Countires that changed categories from 1983-1989.

Countires that introduced democratic reforms from 1990-1992 or are in the process of introducing democratic reforms.

For the entire sample, the rating is negative 35 percent, which means that considerably more countries lowered their military expenditures as a ratio of GDP than raised them. All the categories of countries have a negative rating, the categories which had the greatest change include International war, democracies, and socialist governments, and post-1990 transition countries; their ratings ranged between negative 40 to 63 percent. Security improvements are likely to account for decreased military spending by countries at war, as well as decreased military aid resulting from the cessation of the cold war.

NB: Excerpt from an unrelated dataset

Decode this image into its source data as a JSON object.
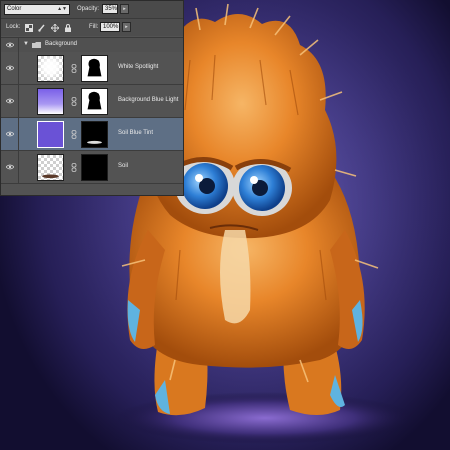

The improved security environment brought about by the end of the cold war is also the likely explanation for the decrease in military expenditures among the democratic countries. Alternatively, the decreased military expenditures in the socialist/ transition economies probably represents a reaction to internal political changes. The post-1990 transition countries probably decreased military spending in reaction to internal political changes that preceded the change in regimes.

The rating for monarchies, military governments, countries engaged in civil war, and others forms of government varied between negative 14 to negative 27 percent. Thus these countries changed relatively less than average. The changes that did occur appear to reflect both internal political changes and external security improvements. Finally, countries that underwent a major political transition prior to 1990 had a rating of negative 27 percent, thus the number of countries that cut military spending was slightly below average. The reason for this relatively mixed reaction is in part that in a number of cases the change in political category occurred because of a deterioration in the political situation, such as the outbreak of civil war or a military overthrow of the government.

An additional security related financial factor is the level of military assistance. Clearly, both military and economic assistance from the FSU has fallen dramatically. Although no exact figures are available, the movement in arms exports, for which a large proportion are effectively aid financed, provides an indication. According to SIPRI estimates, U.S.S.R. arms exports fell from nearly $18 billion in 1987 to $4 billion in 1991. Furthermore, U.S. miliary assistance has fallen from $ 5.8 billion in 1985 to $ 4.8 billion in 1989.

V. Conclusion

A sizeable drop in military expenditures has occurred since 1985, the ratio of military expenditures to GDP has fallen by 23 percent. The foregoing analysis of the determinants of military expenditures provides some explanation for this observed drop. First, financial factors are found to have a significant effect on military spending. It Is likely that the poor growth performance in many developing countries in the 1980s contributed to a decrease in military spending in proportion to GDP. Furthermore, the economic decline in the late 1980s among industrialized nations could have contributed to a decline in military expenditures.

The second major category influencing military expenditures is the form of government. It can be surmised that the profound political changes that the world has witnessed in numerous countries in the recent past Is In part responsible for the fall in military spending. For instance, there is evidence that the political changes in the former socialist countries have induced lower spending. Furthermore, the evidence suggests that the moves towards more democratic forms of governments in developing countries is likely to have a retarding effect on military spending.

The final factor that could explain the drop in military spending is the improved security environment in the world. Although this analysis does not directly address this issue, there are indirect indications. The drop in military spending among democracies and countries at war is probably a result of a decrease in military tensions. Military assistance by the FSU fell as a result of the cessation of the cold war and internal economic problems. Additionally, the U.S. has decreased its military aid. It is likely other countries also cut back on military assistance. This study suggest that such factors would exert a strong downward effect on military spending.